Journal Article > Commentary
Soncrant CM, Warner LJ, Neily J, et al. AORN J. 2018;108:386-397.
Root cause analysis has been widely promoted as a failure analysis tool for use in a variety of settings. This quality improvement project applied the method to patient falls in Veterans Health Administration operating rooms and developed recommendations to guide improvement. Areas of focus included team communication, restraint use, and staff education. An Annual Perspective provides insights regarding how to enhance root cause analysis to help investigate incidents and improve care.
Special or Theme Issue
J Am Coll Surg. 2011;212:921-990.
Articles in this special issue explore the effectiveness of AHRQ Patient Safety Indicators in VA hospitals.
Journal Article > Study
Medical team training and coaching in the veterans health administration; assessment and impact on the first 32 facilities in the programme.
Neily J, Mills PD, Lee P, et al. Qual Saf Health Care. 2010;19:360-364.

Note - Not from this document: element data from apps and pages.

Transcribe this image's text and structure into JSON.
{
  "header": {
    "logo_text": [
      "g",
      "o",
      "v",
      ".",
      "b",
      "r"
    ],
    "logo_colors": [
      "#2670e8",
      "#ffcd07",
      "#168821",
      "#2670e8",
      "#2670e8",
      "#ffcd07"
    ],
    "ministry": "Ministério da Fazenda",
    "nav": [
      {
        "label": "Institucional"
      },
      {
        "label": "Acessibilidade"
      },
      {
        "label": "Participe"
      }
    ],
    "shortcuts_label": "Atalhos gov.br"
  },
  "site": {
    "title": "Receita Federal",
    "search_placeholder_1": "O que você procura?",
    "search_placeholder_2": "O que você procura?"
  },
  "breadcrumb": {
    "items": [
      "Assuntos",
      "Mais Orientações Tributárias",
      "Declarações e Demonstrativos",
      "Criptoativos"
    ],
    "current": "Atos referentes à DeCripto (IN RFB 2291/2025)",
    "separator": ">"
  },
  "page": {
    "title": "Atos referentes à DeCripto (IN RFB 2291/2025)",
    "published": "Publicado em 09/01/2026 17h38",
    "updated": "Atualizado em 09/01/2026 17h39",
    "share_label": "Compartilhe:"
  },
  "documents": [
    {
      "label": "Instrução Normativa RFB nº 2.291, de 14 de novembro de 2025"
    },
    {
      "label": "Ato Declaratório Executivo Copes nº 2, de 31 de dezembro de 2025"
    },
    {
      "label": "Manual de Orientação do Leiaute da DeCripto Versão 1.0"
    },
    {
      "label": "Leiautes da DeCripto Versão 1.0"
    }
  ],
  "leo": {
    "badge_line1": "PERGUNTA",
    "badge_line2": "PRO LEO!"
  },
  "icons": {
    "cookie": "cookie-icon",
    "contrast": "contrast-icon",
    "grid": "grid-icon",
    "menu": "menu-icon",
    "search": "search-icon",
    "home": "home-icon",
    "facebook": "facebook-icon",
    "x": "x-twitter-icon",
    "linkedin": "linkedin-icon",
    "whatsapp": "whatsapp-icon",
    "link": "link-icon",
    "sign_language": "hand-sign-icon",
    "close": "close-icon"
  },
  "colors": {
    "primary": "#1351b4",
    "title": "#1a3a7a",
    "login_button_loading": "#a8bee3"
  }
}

The Veterans Health Administration has pioneered implementation of several innovative safety interventions, including teamwork training (using the Medical Team Training model) for surgical and intensive care unit staff. This report on the early effects of the teamwork training initiative found positive perceptions of the impact on teamwork, communication, efficiency, and patient safety. This preliminary study also provides examples of changes in participant behavior and clinical outcomes associated with implementation of the teamwork program. Failure to report these outcomes is a common limitation of teamwork training studies, as discussed in a recent systematic review.
Journal Article > Study
Volpp KG, Rosen AK, Rosenbaum PR, et al. J Gen Intern Med. 2009;10:1149-1155.
The safety impact of the ACGME trainee work hour restrictions remains controversial due to contrasting findings that have suggested benefit, harm, and no significant impact. This observational study analyzed all Medicare patients admitted to acute care facilities with a predefined set of primary diagnoses to estimate the 30-day mortality among high-severity medical admissions and the failure to rescue in postoperative surgical admissions. Investigators found no significant harm or benefit to patients with higher-severity illness compared with those with lower risk among both the medical and surgical patients. A past AHRQ WebM&M perspective discussed the impact of fatigue and extended shifts among trainees on the incidence of medical errors.